:: EXTRACTED INFORMATION

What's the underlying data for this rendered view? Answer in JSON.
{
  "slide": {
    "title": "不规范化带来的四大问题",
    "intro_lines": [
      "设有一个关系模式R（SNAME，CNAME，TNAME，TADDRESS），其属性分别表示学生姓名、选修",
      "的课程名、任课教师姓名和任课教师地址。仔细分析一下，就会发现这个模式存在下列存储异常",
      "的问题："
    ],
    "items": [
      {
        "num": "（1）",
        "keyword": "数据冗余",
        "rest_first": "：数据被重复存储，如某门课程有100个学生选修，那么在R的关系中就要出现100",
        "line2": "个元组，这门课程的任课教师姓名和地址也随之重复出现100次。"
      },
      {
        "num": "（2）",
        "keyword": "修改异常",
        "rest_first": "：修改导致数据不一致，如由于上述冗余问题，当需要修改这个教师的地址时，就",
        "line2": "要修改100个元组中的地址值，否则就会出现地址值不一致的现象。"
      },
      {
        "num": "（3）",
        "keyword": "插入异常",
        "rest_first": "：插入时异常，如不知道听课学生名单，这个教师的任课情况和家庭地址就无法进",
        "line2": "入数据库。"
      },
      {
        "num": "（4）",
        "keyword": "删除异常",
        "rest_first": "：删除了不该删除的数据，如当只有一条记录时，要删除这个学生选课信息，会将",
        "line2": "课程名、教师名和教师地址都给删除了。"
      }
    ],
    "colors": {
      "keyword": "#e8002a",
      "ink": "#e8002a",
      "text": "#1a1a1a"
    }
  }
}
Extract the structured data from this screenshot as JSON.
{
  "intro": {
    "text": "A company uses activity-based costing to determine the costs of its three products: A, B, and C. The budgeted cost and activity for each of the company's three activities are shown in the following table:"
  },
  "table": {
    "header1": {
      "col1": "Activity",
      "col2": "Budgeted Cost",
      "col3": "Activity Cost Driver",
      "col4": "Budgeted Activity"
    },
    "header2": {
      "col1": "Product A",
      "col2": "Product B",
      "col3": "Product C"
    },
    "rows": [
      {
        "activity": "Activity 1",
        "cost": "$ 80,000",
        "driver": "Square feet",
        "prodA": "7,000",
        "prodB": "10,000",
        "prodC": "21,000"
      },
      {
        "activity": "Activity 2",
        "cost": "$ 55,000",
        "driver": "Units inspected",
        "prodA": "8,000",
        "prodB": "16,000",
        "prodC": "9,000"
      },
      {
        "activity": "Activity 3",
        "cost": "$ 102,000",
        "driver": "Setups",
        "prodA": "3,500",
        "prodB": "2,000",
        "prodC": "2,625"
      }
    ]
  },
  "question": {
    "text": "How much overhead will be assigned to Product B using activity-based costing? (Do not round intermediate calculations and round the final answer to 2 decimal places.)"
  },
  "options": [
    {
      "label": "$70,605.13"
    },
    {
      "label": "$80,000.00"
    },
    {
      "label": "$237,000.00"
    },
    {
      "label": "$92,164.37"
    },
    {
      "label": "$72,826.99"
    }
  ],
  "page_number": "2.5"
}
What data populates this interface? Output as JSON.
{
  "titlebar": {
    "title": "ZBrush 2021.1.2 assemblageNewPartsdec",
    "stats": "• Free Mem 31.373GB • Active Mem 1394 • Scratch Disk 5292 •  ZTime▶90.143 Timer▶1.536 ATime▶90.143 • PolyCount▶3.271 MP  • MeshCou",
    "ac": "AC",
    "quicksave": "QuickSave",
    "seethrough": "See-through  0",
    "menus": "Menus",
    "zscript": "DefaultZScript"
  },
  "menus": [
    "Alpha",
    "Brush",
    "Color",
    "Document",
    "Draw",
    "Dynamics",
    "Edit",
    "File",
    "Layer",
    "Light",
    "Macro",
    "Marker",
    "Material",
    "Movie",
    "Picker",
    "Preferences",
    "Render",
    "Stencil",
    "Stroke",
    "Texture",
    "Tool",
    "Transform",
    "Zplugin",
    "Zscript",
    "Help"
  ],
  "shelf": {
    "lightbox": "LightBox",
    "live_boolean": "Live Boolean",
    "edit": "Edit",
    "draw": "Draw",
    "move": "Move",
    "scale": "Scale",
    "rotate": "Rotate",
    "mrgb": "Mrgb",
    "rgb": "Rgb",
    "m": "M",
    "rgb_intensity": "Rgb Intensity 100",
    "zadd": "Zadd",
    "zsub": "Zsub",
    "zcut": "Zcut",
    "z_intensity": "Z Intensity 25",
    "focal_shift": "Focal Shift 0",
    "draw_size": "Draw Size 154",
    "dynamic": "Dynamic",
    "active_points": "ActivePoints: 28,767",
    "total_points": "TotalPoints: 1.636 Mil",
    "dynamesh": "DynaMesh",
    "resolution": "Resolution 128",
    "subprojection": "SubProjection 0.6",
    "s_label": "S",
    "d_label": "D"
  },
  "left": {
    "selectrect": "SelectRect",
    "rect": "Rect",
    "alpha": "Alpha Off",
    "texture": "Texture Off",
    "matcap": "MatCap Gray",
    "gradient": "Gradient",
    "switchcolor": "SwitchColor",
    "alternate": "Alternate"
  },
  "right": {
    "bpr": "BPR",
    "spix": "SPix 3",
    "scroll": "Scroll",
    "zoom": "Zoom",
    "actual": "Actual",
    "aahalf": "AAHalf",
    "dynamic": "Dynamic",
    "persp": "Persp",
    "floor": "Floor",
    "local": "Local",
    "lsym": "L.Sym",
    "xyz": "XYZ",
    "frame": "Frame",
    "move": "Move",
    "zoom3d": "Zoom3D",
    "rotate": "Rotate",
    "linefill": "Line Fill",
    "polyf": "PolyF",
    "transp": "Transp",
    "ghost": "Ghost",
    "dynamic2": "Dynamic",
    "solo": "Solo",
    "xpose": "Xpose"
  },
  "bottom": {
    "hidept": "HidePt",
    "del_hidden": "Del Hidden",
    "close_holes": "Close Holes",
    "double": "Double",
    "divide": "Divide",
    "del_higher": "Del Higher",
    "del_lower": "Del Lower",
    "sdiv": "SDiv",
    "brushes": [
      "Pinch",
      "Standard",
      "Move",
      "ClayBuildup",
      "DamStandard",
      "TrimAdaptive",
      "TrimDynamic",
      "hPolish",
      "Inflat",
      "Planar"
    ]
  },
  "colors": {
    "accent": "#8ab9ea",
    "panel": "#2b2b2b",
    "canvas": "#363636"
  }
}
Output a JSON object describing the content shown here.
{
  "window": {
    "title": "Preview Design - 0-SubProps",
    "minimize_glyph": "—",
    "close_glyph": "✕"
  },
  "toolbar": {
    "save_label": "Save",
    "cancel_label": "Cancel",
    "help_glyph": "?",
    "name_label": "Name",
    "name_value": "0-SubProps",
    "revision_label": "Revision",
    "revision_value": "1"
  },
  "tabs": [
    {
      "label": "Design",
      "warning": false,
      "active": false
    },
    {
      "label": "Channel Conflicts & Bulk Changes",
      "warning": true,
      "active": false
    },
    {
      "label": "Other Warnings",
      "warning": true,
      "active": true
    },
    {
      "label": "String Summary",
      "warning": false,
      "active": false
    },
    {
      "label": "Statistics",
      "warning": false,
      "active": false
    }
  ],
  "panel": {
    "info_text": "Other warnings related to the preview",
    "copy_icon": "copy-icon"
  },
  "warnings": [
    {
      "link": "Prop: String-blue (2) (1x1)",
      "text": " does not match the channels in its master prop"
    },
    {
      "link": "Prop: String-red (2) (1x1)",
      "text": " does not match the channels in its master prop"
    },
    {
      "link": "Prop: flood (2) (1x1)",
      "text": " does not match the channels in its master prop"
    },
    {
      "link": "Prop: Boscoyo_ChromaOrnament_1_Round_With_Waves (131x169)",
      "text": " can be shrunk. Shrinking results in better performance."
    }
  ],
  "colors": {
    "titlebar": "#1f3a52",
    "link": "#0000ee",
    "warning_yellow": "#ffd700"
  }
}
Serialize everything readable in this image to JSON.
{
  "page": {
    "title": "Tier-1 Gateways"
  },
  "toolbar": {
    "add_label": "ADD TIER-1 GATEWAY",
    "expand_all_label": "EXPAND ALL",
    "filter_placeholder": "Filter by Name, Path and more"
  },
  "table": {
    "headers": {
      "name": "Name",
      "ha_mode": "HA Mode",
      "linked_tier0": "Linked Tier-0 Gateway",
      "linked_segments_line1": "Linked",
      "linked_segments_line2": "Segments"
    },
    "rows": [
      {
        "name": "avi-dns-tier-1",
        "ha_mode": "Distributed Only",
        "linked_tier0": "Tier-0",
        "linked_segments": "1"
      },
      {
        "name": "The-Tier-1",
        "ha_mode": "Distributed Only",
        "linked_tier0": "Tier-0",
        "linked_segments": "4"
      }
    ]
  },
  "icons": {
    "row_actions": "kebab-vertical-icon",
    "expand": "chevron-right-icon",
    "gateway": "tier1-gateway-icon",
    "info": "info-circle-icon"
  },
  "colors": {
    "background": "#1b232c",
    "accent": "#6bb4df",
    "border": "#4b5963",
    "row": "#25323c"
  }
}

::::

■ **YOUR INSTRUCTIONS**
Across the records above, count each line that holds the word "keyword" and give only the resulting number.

■ **ANSWER TO THIS PROBLEM**
5